Because mishaps can happen during balloon launches and flights, it’s best to launch in unpopulated areas. NASA has a couple of launch sites throughout the globe, including Palestine, Texas; Fort Sumner, New Mexico; McMurdo Station in Antarctica; and Wanaka, New Zealand. When launching from Palestine and Fort Sumner, the flights can only last about a day or two. When launching from McMurdo or Wanaka, however, the winds push the balloon over much less populated areas (Antarctica and the Pacific Ocean, respectively); thus, the balloon flight can last up to 56 days (the world record), or in theory even longer.
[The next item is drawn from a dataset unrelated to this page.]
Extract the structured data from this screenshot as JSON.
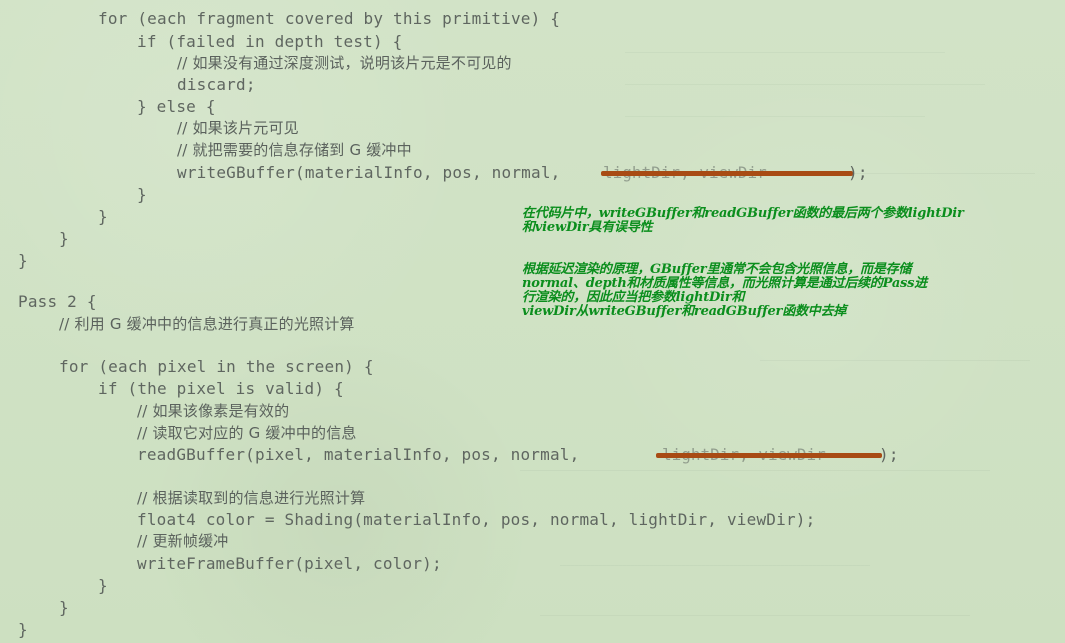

In November of 2014, we traveled to McMurdo Station in Antarctica to launch COSI. We worked day and night to get our instrument ready for launch by the first week of December. Once we were launch ready, we had to wait for the weather to be good enough to launch — basically, we need very low wind. COSI launched on December 28, 2014. Unfortunately, the balloon developed a leak during the second day of flight and the mission was terminated shortly thereafter. Another graduate student in my group went to recover the instrument on the Antarctic ice shelf, and it returned to Berkeley in April 2015 in good working order.
In February of 2016, we left for another balloon launch, this time from Wanaka, New Zealand. Again, we spent the first month of the trip preparing the payload for launch. This time, we had to wait 6 weeks for the weather to be good enough to launch! While waiting, we explored the beautiful area around Wanaka and some of us (myself included) got really into knitting. COSI finally launched on May 17, 2016. This time, the balloon remained healthy, and we had a 46 day flight! The payload eventually came down in Peru. Once again, we recovered the instrument and it’s now back in Berkeley.
During our 2016 flight, we got great exposure of the Galactic center and detected one gamma-ray burst. We also detected three compact objects including the Crab nebula (my area of study). Since then, I’ve been working on analyzing the data. It’s been quite a change going from working in the lab to sitting at a computer all day long, but the variety of the work I’ve done with COSI has made for an interesting and rewarding grad school experience!
To learn more about COSI and our adventures in Antarctica and New Zealand, check out cosi.ssl.berkeley.edu.